After receiving wide public support and achieving interparty consensus, the legalization of surrogacy has one more obstacle to overcome-the procedural requirements prior to the second reading, which to date has been postponed for an indefinite period of time.

Conclusions

The survey into the public opinion regarding the legalization of surrogacy in Bulgaria shows a positive attitude of society against the effective restrictive legal ban. The results of our survey definitively confirmed the results of the public discussions carried out in the course of the debate on the problem. This information is immediately applicable for legalization of surrogacy in Bulgaria. These important issues will be the subject of future studies.

An in-depth analysis of the topic of current issues connected with surrogate motherhood from various points of view shows that in addition to purely procedural and legal aspects, there are also numerous moral and ethical aspects that have to be discussed and complied with prior to the legalization of the procedure. The review of the relevant sources of reference showed considerable differences between the legal norms on an international and European scale. The setting out of a legal framework is also connected with the local way of life, culture and public attitudes.

In Bulgaria, infertility treatment has been part of the government policy in recent years. This policy requires not only financial resources but also an adequate legal basis, legal framework. The currently effective restrictive ban does not prevent the practice of surrogacy outside the law. In our opinion, additional measures should be provided to control the risks related to the surrogacy black market.
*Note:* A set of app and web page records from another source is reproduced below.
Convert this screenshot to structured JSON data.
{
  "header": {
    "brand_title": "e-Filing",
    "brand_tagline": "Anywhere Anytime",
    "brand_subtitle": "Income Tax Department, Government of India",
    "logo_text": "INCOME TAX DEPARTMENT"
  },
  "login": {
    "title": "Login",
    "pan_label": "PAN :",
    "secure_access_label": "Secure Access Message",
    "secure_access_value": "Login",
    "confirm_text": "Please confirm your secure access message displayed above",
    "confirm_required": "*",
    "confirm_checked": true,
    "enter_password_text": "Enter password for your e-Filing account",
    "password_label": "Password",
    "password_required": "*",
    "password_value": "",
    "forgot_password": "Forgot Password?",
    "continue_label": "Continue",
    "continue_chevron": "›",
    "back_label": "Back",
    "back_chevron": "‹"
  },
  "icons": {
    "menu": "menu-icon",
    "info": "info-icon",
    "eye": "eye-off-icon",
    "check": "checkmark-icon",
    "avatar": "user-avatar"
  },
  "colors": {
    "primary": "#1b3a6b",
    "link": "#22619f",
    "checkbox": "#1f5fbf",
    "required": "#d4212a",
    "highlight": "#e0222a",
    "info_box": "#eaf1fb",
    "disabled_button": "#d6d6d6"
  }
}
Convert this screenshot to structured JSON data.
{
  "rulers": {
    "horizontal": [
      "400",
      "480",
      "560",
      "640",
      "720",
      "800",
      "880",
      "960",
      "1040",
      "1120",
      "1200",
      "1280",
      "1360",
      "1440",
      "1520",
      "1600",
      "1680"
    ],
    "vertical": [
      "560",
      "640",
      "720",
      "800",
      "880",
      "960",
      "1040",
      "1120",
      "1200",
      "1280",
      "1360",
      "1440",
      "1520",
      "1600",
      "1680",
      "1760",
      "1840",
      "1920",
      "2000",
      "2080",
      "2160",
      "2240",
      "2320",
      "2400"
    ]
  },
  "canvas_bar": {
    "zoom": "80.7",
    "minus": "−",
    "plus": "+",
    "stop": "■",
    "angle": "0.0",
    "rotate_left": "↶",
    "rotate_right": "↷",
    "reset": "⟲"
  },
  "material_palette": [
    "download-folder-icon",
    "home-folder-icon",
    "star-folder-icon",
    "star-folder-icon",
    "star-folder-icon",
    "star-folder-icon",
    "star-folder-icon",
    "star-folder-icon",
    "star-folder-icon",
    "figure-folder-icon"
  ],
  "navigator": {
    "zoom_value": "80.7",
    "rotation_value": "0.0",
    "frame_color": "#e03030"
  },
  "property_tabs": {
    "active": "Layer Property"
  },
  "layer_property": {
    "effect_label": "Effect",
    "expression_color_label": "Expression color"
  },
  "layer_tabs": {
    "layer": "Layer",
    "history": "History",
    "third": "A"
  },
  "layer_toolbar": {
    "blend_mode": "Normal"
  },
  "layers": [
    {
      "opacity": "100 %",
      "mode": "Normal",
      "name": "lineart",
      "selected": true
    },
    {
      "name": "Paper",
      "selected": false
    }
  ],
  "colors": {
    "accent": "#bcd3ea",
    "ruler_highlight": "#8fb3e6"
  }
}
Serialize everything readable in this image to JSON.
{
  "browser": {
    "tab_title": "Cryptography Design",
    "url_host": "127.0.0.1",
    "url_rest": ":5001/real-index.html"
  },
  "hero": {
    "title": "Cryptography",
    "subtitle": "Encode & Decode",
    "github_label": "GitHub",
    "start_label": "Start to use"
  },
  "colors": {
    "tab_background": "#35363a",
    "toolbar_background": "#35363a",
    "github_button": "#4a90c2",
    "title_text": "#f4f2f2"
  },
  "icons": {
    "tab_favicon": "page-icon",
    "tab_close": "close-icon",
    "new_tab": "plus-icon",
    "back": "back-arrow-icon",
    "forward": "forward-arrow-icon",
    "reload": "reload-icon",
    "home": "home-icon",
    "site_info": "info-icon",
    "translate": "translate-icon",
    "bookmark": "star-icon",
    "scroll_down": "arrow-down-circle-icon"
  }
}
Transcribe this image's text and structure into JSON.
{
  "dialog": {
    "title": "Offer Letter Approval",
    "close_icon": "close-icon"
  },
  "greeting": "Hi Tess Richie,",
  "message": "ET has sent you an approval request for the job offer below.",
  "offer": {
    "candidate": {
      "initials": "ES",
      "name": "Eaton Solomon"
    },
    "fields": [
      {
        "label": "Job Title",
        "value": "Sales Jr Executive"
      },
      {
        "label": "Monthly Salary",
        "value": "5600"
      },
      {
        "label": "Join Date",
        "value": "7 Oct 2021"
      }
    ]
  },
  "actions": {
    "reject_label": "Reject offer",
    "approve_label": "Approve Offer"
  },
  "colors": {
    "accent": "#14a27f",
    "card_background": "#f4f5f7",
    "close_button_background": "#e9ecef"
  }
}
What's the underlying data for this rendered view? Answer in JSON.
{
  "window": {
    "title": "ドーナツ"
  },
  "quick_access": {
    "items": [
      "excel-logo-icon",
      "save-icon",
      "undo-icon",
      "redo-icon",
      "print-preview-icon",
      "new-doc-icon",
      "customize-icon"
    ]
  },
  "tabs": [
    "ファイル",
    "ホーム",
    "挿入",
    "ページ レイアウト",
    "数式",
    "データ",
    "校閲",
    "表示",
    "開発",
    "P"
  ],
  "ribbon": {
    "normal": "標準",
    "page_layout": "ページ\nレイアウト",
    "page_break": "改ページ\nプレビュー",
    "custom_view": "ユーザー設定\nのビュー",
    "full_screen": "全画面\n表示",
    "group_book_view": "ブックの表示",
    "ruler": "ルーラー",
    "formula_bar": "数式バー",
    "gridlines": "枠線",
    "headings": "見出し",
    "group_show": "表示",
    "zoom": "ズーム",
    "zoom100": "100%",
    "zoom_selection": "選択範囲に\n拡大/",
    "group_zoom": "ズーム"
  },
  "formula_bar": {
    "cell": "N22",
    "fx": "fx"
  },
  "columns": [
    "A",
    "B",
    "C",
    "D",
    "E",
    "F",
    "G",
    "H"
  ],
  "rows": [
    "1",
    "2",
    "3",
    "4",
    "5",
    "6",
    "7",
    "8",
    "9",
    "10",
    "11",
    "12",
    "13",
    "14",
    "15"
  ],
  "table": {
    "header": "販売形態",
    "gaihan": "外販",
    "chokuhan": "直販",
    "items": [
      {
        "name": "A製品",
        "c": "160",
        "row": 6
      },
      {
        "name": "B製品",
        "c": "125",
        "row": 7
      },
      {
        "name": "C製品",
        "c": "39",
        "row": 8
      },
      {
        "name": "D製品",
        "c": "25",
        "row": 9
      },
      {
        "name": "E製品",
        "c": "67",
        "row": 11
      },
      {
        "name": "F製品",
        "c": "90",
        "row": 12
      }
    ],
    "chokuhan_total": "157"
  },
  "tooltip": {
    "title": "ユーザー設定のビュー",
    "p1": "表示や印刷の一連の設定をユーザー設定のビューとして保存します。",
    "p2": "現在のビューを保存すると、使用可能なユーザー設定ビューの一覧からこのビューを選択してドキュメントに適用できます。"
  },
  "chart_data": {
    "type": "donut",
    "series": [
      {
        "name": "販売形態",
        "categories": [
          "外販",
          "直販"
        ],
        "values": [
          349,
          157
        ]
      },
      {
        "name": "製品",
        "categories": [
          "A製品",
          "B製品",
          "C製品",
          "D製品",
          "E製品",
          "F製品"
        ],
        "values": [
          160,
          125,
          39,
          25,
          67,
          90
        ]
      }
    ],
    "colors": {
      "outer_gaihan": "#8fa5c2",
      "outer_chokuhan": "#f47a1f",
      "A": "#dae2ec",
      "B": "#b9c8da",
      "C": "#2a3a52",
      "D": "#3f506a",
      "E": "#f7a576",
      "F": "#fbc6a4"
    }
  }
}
It is also important to conduct scientific studies in different geographic regions and socioeconomic groups, which will be beneficial for evaluation and interpretation of the different society’s attitude towards the surrogacy issues.

References